This is optional. The stabilizer helps with the bows balance and absorbs shooting vibration. There are front stabilizers and side stabilizers. Start with the front one first. 30” is a popular length for beginners. Stabilizers start at $60.00 (SGD90)
This is optional. The bow stand “holds” the bow when you’re not. Bow stands start at $20.00
A Basic set-up using a non-ILF bow (like the wood bows the club uses), 1 dozen aluminium arrows, armguard, finger tab and quiver will run about $200.00 (SGD300). This set-up is ideal for children. It will last about 1 to 2 years and upgrades are limited. A Basic set-up using an ILF bow, 1 dozen arrows, armguard, and finger tab a good sight and a quiver will cost about $450.00 (SGD675). This will last quite awhile and can be upgraded easily.

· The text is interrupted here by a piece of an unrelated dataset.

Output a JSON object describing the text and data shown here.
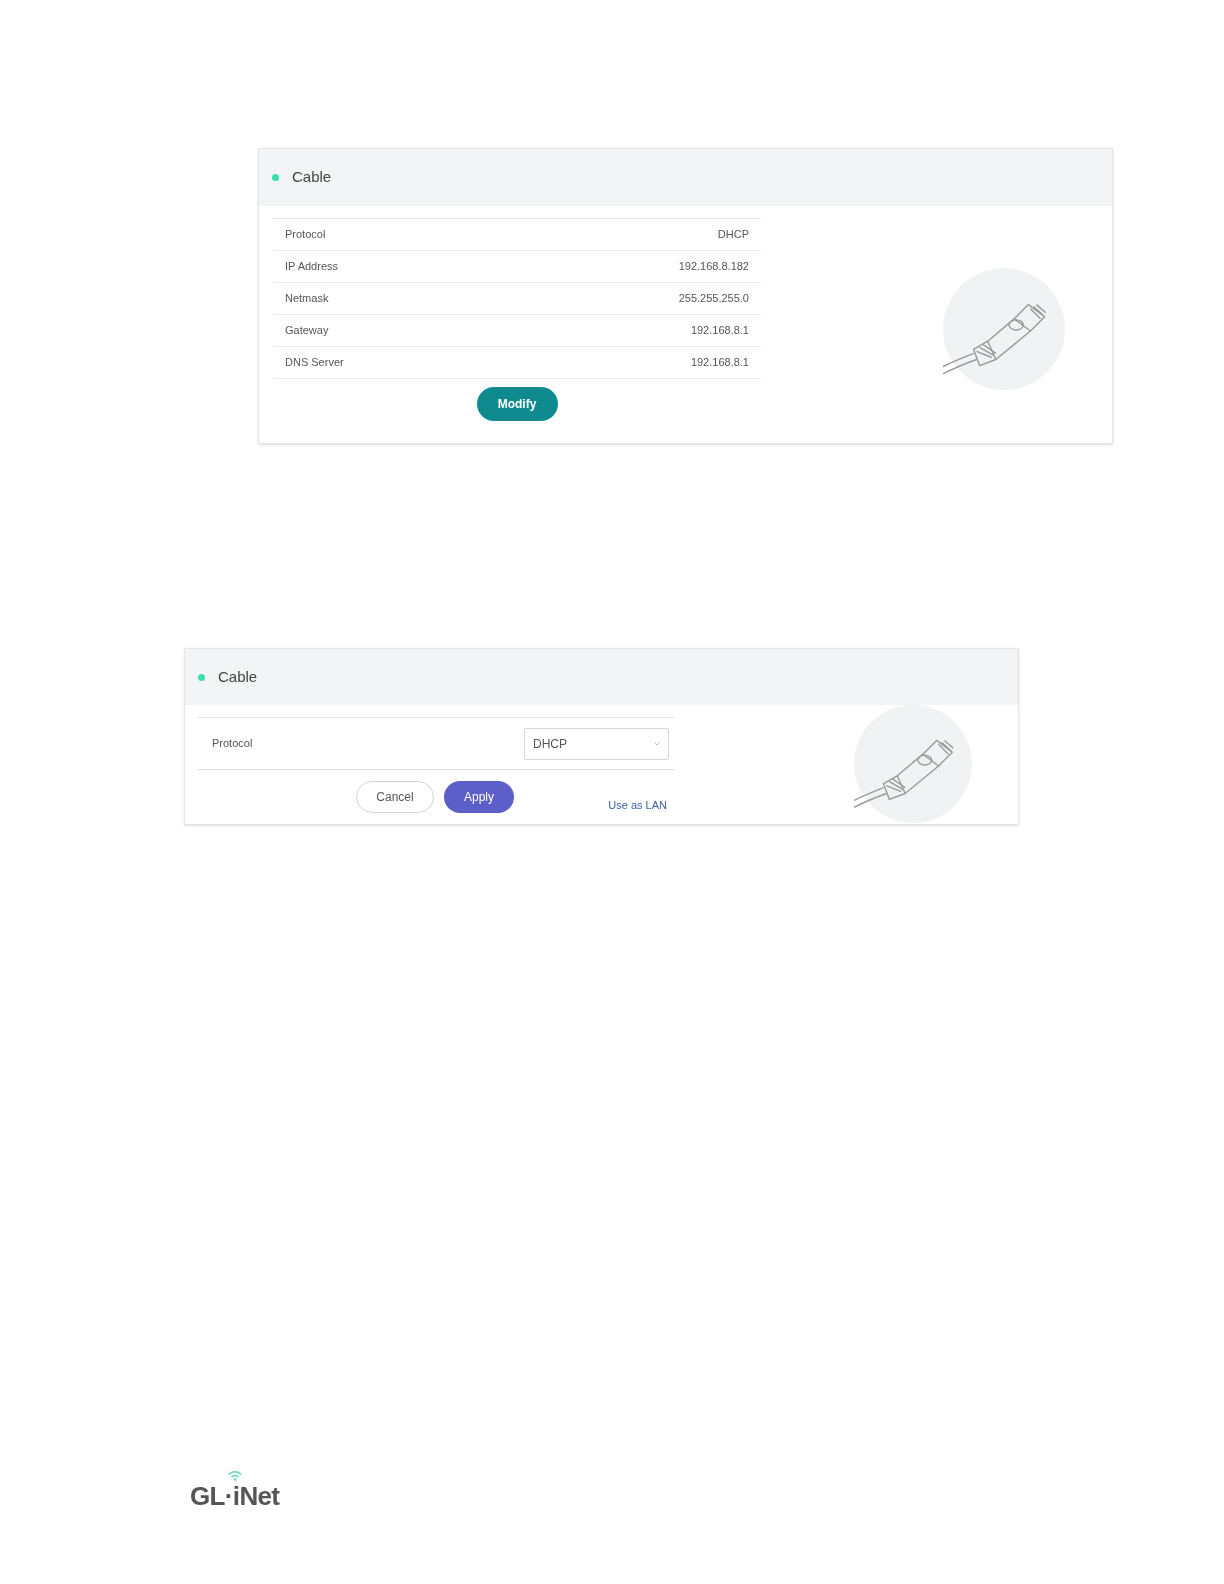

One last thing, buying a bow for a child is different than buying a bow for an adult, Children grow and get stronger. Bows that worked great last month may not fit this month, that’s why it’s always best to use the club equipment in the beginning. When children get stronger, heavier weight limbs need to be purchased. When they get bigger longer limbs are in order and then a longer riser. This is very important, when buying a bow for your child, never buy more bow than the child can handle. If your child can only handle 25lbs, do not buy a 35lbs bow and expect them to “grow” into it. Over-bowing puts them at risk for shoulder and back injury and is one of the biggest reasons they quit. Many instructors recommend starting with a 15# to 20# bow.
Buy a bow you or your child can handle without stress or strain. A little inconvenience in having to upgrade sooner than planned is worth being safe and happy.
Comment: This is sagely advice for adult archers too. Avoid getting carried away with macho archery!!!
– Article compiled and commented by Tyger; with inputs from Decrepit, Don Quixote, Lynx and Red Dragon.